Problem to solve: Filter the material below down to the lines with the word "selected" and give those lines.

Supplied material:

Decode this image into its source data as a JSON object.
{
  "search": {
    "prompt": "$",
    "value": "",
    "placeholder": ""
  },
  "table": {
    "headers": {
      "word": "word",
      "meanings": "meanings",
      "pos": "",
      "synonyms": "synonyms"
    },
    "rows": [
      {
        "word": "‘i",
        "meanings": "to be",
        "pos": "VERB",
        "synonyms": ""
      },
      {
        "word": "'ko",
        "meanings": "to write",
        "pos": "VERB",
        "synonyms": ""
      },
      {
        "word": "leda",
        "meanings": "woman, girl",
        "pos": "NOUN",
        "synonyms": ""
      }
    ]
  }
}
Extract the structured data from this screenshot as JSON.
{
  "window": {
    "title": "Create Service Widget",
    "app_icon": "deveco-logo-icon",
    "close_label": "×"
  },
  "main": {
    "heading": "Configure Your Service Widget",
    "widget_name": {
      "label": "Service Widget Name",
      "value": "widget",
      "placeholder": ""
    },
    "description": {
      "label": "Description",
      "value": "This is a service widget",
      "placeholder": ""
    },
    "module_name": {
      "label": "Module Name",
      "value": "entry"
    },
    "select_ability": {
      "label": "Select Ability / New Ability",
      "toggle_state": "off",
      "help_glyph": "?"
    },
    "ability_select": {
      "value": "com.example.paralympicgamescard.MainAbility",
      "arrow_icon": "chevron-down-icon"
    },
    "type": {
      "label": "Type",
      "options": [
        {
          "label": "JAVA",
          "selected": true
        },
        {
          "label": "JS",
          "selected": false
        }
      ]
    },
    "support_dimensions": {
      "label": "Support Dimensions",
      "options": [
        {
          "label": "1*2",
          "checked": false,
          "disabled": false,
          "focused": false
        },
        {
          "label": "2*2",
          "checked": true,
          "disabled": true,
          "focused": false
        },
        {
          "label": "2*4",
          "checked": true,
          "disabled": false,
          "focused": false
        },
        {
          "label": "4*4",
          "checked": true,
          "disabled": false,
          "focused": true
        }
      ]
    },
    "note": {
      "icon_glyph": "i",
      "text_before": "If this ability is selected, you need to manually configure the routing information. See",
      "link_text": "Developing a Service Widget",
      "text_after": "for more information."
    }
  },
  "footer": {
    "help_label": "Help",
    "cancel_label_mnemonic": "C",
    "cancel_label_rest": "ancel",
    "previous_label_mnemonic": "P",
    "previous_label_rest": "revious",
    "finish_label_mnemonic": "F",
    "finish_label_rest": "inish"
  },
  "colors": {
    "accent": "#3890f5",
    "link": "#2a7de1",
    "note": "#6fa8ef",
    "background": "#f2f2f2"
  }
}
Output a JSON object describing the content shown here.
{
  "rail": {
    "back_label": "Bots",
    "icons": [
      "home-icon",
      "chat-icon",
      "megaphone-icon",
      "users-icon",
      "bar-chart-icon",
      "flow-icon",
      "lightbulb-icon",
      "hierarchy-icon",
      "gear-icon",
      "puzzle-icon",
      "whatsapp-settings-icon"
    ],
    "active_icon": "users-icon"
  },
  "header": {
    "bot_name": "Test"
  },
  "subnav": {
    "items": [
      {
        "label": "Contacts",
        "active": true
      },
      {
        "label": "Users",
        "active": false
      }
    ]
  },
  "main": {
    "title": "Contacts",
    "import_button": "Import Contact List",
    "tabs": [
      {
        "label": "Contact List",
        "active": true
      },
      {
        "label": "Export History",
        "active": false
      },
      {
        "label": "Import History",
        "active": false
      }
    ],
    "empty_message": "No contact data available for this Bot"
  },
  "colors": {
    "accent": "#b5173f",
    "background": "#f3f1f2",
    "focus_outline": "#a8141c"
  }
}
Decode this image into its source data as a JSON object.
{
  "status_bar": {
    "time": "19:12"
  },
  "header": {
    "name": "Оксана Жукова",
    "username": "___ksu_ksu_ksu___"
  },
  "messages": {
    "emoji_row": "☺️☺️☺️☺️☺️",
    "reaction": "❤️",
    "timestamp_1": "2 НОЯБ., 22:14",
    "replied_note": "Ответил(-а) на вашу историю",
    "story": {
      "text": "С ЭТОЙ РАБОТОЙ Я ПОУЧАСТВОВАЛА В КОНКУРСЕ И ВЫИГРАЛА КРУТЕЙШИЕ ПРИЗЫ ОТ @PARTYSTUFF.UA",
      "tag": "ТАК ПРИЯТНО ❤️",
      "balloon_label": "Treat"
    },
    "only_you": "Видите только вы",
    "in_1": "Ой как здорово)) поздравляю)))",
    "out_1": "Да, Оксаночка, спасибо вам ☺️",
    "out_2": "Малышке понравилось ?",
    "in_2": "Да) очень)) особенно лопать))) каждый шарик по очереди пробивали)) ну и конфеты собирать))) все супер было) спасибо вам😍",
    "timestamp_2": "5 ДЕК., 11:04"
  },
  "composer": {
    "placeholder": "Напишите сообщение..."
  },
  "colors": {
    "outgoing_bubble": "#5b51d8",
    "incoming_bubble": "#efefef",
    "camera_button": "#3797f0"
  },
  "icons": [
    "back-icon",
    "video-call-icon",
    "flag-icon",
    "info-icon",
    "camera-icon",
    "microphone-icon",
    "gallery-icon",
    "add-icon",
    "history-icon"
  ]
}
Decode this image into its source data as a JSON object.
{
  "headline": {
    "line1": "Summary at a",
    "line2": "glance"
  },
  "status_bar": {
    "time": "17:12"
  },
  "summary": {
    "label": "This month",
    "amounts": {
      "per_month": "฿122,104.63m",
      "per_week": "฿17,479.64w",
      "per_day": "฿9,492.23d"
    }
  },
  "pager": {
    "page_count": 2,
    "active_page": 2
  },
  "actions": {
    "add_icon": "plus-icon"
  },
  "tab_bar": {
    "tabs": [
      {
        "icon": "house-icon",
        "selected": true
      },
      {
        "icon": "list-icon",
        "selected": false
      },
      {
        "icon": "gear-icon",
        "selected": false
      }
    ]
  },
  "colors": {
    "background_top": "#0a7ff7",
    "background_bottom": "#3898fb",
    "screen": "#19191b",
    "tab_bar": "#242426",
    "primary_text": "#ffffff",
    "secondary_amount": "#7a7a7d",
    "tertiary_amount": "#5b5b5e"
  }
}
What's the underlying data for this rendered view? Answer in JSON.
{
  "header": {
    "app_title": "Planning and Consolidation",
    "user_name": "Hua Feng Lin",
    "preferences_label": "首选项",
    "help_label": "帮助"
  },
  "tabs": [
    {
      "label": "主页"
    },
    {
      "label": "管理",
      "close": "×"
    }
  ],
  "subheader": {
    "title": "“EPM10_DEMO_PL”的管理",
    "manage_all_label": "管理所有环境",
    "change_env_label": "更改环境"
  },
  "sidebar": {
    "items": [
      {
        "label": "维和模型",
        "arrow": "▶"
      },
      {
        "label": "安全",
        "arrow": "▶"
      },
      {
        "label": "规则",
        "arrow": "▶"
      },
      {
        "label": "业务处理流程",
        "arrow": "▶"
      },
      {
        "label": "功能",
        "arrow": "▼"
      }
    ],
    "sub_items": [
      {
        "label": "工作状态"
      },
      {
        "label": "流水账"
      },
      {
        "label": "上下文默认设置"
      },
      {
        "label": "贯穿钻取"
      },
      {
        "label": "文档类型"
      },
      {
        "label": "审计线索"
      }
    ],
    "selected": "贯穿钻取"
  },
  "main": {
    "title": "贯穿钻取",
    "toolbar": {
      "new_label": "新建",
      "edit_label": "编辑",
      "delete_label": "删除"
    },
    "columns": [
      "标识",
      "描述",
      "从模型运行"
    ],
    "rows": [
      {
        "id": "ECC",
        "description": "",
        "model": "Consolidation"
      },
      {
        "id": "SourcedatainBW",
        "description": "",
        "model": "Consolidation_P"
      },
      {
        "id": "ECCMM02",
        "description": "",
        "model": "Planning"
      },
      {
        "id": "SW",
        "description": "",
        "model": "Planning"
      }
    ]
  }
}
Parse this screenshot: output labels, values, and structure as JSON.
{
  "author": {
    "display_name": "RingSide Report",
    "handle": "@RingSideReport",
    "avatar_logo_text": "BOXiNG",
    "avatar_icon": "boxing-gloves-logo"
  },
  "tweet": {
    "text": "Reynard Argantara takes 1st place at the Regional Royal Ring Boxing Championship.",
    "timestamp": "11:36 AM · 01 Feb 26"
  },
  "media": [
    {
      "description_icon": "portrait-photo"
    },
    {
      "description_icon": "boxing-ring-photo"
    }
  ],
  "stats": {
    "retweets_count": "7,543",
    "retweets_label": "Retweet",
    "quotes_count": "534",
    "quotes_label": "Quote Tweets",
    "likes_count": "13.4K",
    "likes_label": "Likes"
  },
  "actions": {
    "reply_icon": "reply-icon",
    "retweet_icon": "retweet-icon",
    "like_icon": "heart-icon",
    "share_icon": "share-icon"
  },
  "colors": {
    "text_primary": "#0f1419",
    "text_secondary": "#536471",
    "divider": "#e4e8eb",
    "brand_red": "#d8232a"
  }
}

Answer area:
          "selected": true
          "selected": false
      "text_before": "If this ability is selected, you need to manually configure the routing information. See",
        "selected": true
        "selected": false
        "selected": false
    "selected": "贯穿钻取"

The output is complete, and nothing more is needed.